A fair camera comparison with the OnePlus 7T would be the S10+. The 7T has a triple camera setup with a 48-megapixel main camera, a 12-megapixel telephoto lens and a 16-megapixel ultra-wide-angle lens. The S10+, on the other hand, has the same triple-camera arrangement, but with the main and telephoto cameras being 12 megapixels and the ultra-wide-angle camera coming in at 16 megapixels.

The rest of the spec sheet for the OnePlus 7T reads similar, taking features from the high- and low-end Galaxy S10 phones and combining them into a fully capable phone that I had no problem recommending when it first launched, and I still don't.

The difference between the OnePlus 7T and any of the Galaxy S10 models boils down to whether or not you want to stay within Samsung's ecosystem. Granted, the OnePlus 7T is an Android device and will work with Samsung's products and apps, but there's something to be said about using a Samsung phone with a Samsung smartwatch and Samsung wireless earbuds.

Apple or Samsung?

Ultimately, the decision may simply come down to which operating system you feel more comfortable with, or which ecosystem you're already heavily invested in.

If you pay for iCloud storage, have more friends on iMessage than regular text messaging and have several Apple products in your home or on your wrist, your best option is likely to stay within Apple's ecosystem.
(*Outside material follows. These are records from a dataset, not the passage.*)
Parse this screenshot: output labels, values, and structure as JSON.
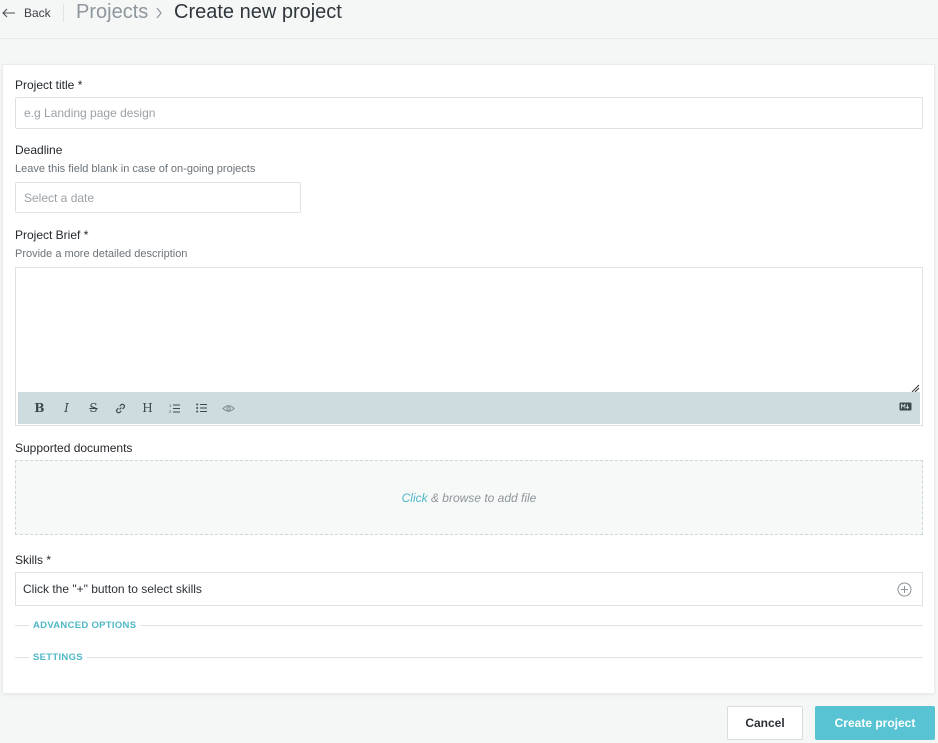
{
  "header": {
    "back_label": "Back",
    "breadcrumb_root": "Projects",
    "breadcrumb_current": "Create new project"
  },
  "form": {
    "title": {
      "label": "Project title *",
      "placeholder": "e.g Landing page design",
      "value": ""
    },
    "deadline": {
      "label": "Deadline",
      "hint": "Leave this field blank in case of on-going projects",
      "placeholder": "Select a date",
      "value": ""
    },
    "brief": {
      "label": "Project Brief *",
      "hint": "Provide a more detailed description",
      "value": "",
      "toolbar": [
        "bold-icon",
        "italic-icon",
        "strikethrough-icon",
        "link-icon",
        "heading-icon",
        "ordered-list-icon",
        "unordered-list-icon",
        "preview-eye-icon",
        "markdown-icon"
      ]
    },
    "documents": {
      "label": "Supported documents",
      "click_text": "Click",
      "rest_text": " & browse to add file"
    },
    "skills": {
      "label": "Skills *",
      "placeholder_text": "Click the \"+\" button to select skills"
    },
    "sections": {
      "advanced": "ADVANCED OPTIONS",
      "settings": "SETTINGS"
    }
  },
  "actions": {
    "cancel_label": "Cancel",
    "create_label": "Create project"
  },
  "colors": {
    "accent": "#58c4d3",
    "accent_text": "#4fb7c7",
    "toolbar_bg": "#cfdcdf",
    "page_bg": "#f5f7f7"
  }
}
However, if you're ready for a change, or an avid Android user — Samsung makes some of the best phones available. And just because the S10 lineup is last year's crop, that doesn't mean it can't compete with the latest from Apple or OnePlus.

Note: The prices above reflect the retailer's listed price at the time of publication.